» Task description
Every line of the listing is to be printed again exactly.

*** Data provided ***

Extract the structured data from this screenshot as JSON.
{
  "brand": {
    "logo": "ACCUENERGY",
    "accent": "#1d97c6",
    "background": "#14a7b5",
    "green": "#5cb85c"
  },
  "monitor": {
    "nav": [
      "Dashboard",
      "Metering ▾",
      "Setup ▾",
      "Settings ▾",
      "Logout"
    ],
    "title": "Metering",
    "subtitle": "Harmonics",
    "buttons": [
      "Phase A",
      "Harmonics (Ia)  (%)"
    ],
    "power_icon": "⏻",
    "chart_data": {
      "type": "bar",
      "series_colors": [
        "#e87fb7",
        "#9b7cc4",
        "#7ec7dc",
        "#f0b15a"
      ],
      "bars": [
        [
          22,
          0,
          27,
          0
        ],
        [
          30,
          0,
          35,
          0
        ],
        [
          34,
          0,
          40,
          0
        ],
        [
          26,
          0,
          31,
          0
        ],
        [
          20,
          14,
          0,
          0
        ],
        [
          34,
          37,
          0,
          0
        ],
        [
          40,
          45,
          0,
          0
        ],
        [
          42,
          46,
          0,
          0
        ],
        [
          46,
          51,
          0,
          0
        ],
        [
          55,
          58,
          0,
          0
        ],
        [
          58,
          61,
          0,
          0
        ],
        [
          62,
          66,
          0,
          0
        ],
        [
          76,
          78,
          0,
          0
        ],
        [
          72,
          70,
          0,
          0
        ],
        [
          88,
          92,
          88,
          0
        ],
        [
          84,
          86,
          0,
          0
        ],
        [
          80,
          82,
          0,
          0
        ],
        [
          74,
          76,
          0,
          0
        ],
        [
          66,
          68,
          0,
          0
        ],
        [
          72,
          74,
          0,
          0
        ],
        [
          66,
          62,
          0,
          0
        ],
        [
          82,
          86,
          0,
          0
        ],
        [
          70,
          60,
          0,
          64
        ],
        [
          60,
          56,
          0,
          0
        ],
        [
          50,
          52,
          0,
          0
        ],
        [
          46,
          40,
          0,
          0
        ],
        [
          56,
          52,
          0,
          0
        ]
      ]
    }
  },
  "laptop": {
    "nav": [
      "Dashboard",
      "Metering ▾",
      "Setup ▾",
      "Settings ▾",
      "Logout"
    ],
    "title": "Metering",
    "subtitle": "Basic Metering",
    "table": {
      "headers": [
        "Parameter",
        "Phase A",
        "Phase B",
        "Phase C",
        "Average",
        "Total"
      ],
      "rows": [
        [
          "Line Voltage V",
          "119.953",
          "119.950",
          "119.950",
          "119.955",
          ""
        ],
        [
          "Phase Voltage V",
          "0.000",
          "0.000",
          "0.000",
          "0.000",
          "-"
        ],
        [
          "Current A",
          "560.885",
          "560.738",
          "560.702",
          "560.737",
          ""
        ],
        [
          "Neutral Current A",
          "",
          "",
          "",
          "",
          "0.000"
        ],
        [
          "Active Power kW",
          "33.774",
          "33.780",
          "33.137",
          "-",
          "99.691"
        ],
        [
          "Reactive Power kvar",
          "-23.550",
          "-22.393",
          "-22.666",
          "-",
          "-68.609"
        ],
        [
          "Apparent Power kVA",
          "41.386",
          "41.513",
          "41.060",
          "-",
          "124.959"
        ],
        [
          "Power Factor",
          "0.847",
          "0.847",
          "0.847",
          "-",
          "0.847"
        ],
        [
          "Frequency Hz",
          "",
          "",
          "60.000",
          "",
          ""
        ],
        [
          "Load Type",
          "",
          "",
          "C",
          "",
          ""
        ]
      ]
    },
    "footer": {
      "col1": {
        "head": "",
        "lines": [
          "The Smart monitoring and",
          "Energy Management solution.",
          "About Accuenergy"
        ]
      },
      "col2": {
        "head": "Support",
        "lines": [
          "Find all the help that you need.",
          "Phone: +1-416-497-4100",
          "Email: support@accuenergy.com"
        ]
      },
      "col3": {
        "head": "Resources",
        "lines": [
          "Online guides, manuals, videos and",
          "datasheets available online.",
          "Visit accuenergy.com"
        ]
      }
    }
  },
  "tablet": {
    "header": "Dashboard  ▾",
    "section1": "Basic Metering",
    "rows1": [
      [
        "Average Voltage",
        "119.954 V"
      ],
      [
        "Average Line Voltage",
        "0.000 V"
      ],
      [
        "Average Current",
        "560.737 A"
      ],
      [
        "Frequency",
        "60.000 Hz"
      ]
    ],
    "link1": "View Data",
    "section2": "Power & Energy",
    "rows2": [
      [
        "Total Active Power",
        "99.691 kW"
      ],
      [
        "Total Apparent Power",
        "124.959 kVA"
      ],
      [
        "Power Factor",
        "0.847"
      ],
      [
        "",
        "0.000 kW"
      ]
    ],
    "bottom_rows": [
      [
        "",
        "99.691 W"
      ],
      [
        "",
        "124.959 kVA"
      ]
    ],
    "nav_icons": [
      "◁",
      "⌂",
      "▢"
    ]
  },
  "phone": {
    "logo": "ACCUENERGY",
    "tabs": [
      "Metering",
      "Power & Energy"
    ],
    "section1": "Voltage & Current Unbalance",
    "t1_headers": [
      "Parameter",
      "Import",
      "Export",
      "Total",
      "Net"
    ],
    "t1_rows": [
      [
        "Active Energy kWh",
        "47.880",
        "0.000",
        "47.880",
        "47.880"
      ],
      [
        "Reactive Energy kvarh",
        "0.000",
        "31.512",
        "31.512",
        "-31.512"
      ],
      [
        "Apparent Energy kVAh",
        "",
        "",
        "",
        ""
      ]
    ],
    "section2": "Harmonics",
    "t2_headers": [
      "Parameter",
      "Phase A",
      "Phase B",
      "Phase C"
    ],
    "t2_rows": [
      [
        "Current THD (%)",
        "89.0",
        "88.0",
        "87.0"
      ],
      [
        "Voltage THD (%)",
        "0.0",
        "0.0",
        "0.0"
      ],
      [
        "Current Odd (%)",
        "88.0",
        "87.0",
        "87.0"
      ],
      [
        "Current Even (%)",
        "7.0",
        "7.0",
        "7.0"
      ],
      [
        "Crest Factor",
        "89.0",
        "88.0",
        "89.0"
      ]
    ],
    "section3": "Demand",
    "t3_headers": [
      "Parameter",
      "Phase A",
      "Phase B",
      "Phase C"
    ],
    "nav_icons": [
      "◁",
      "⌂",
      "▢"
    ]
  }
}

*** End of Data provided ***

» Answer to the exercise
Extract the structured data from this screenshot as JSON.
{
  "brand": {
    "logo": "ACCUENERGY",
    "accent": "#1d97c6",
    "background": "#14a7b5",
    "green": "#5cb85c"
  },
  "monitor": {
    "nav": [
      "Dashboard",
      "Metering ▾",
      "Setup ▾",
      "Settings ▾",
      "Logout"
    ],
    "title": "Metering",
    "subtitle": "Harmonics",
    "buttons": [
      "Phase A",
      "Harmonics (Ia)  (%)"
    ],
    "power_icon": "⏻",
    "chart_data": {
      "type": "bar",
      "series_colors": [
        "#e87fb7",
        "#9b7cc4",
        "#7ec7dc",
        "#f0b15a"
      ],
      "bars": [
        [
          22,
          0,
          27,
          0
        ],
        [
          30,
          0,
          35,
          0
        ],
        [
          34,
          0,
          40,
          0
        ],
        [
          26,
          0,
          31,
          0
        ],
        [
          20,
          14,
          0,
          0
        ],
        [
          34,
          37,
          0,
          0
        ],
        [
          40,
          45,
          0,
          0
        ],
        [
          42,
          46,
          0,
          0
        ],
        [
          46,
          51,
          0,
          0
        ],
        [
          55,
          58,
          0,
          0
        ],
        [
          58,
          61,
          0,
          0
        ],
        [
          62,
          66,
          0,
          0
        ],
        [
          76,
          78,
          0,
          0
        ],
        [
          72,
          70,
          0,
          0
        ],
        [
          88,
          92,
          88,
          0
        ],
        [
          84,
          86,
          0,
          0
        ],
        [
          80,
          82,
          0,
          0
        ],
        [
          74,
          76,
          0,
          0
        ],
        [
          66,
          68,
          0,
          0
        ],
        [
          72,
          74,
          0,
          0
        ],
        [
          66,
          62,
          0,
          0
        ],
        [
          82,
          86,
          0,
          0
        ],
        [
          70,
          60,
          0,
          64
        ],
        [
          60,
          56,
          0,
          0
        ],
        [
          50,
          52,
          0,
          0
        ],
        [
          46,
          40,
          0,
          0
        ],
        [
          56,
          52,
          0,
          0
        ]
      ]
    }
  },
  "laptop": {
    "nav": [
      "Dashboard",
      "Metering ▾",
      "Setup ▾",
      "Settings ▾",
      "Logout"
    ],
    "title": "Metering",
    "subtitle": "Basic Metering",
    "table": {
      "headers": [
        "Parameter",
        "Phase A",
        "Phase B",
        "Phase C",
        "Average",
        "Total"
      ],
      "rows": [
        [
          "Line Voltage V",
          "119.953",
          "119.950",
          "119.950",
          "119.955",
          ""
        ],
        [
          "Phase Voltage V",
          "0.000",
          "0.000",
          "0.000",
          "0.000",
          "-"
        ],
        [
          "Current A",
          "560.885",
          "560.738",
          "560.702",
          "560.737",
          ""
        ],
        [
          "Neutral Current A",
          "",
          "",
          "",
          "",
          "0.000"
        ],
        [
          "Active Power kW",
          "33.774",
          "33.780",
          "33.137",
          "-",
          "99.691"
        ],
        [
          "Reactive Power kvar",
          "-23.550",
          "-22.393",
          "-22.666",
          "-",
          "-68.609"
        ],
        [
          "Apparent Power kVA",
          "41.386",
          "41.513",
          "41.060",
          "-",
          "124.959"
        ],
        [
          "Power Factor",
          "0.847",
          "0.847",
          "0.847",
          "-",
          "0.847"
        ],
        [
          "Frequency Hz",
          "",
          "",
          "60.000",
          "",
          ""
        ],
        [
          "Load Type",
          "",
          "",
          "C",
          "",
          ""
        ]
      ]
    },
    "footer": {
      "col1": {
        "head": "",
        "lines": [
          "The Smart monitoring and",
          "Energy Management solution.",
          "About Accuenergy"
        ]
      },
      "col2": {
        "head": "Support",
        "lines": [
          "Find all the help that you need.",
          "Phone: +1-416-497-4100",
          "Email: support@accuenergy.com"
        ]
      },
      "col3": {
        "head": "Resources",
        "lines": [
          "Online guides, manuals, videos and",
          "datasheets available online.",
          "Visit accuenergy.com"
        ]
      }
    }
  },
  "tablet": {
    "header": "Dashboard  ▾",
    "section1": "Basic Metering",
    "rows1": [
      [
        "Average Voltage",
        "119.954 V"
      ],
      [
        "Average Line Voltage",
        "0.000 V"
      ],
      [
        "Average Current",
        "560.737 A"
      ],
      [
        "Frequency",
        "60.000 Hz"
      ]
    ],
    "link1": "View Data",
    "section2": "Power & Energy",
    "rows2": [
      [
        "Total Active Power",
        "99.691 kW"
      ],
      [
        "Total Apparent Power",
        "124.959 kVA"
      ],
      [
        "Power Factor",
        "0.847"
      ],
      [
        "",
        "0.000 kW"
      ]
    ],
    "bottom_rows": [
      [
        "",
        "99.691 W"
      ],
      [
        "",
        "124.959 kVA"
      ]
    ],
    "nav_icons": [
      "◁",
      "⌂",
      "▢"
    ]
  },
  "phone": {
    "logo": "ACCUENERGY",
    "tabs": [
      "Metering",
      "Power & Energy"
    ],
    "section1": "Voltage & Current Unbalance",
    "t1_headers": [
      "Parameter",
      "Import",
      "Export",
      "Total",
      "Net"
    ],
    "t1_rows": [
      [
        "Active Energy kWh",
        "47.880",
        "0.000",
        "47.880",
        "47.880"
      ],
      [
        "Reactive Energy kvarh",
        "0.000",
        "31.512",
        "31.512",
        "-31.512"
      ],
      [
        "Apparent Energy kVAh",
        "",
        "",
        "",
        ""
      ]
    ],
    "section2": "Harmonics",
    "t2_headers": [
      "Parameter",
      "Phase A",
      "Phase B",
      "Phase C"
    ],
    "t2_rows": [
      [
        "Current THD (%)",
        "89.0",
        "88.0",
        "87.0"
      ],
      [
        "Voltage THD (%)",
        "0.0",
        "0.0",
        "0.0"
      ],
      [
        "Current Odd (%)",
        "88.0",
        "87.0",
        "87.0"
      ],
      [
        "Current Even (%)",
        "7.0",
        "7.0",
        "7.0"
      ],
      [
        "Crest Factor",
        "89.0",
        "88.0",
        "89.0"
      ]
    ],
    "section3": "Demand",
    "t3_headers": [
      "Parameter",
      "Phase A",
      "Phase B",
      "Phase C"
    ],
    "nav_icons": [
      "◁",
      "⌂",
      "▢"
    ]
  }
}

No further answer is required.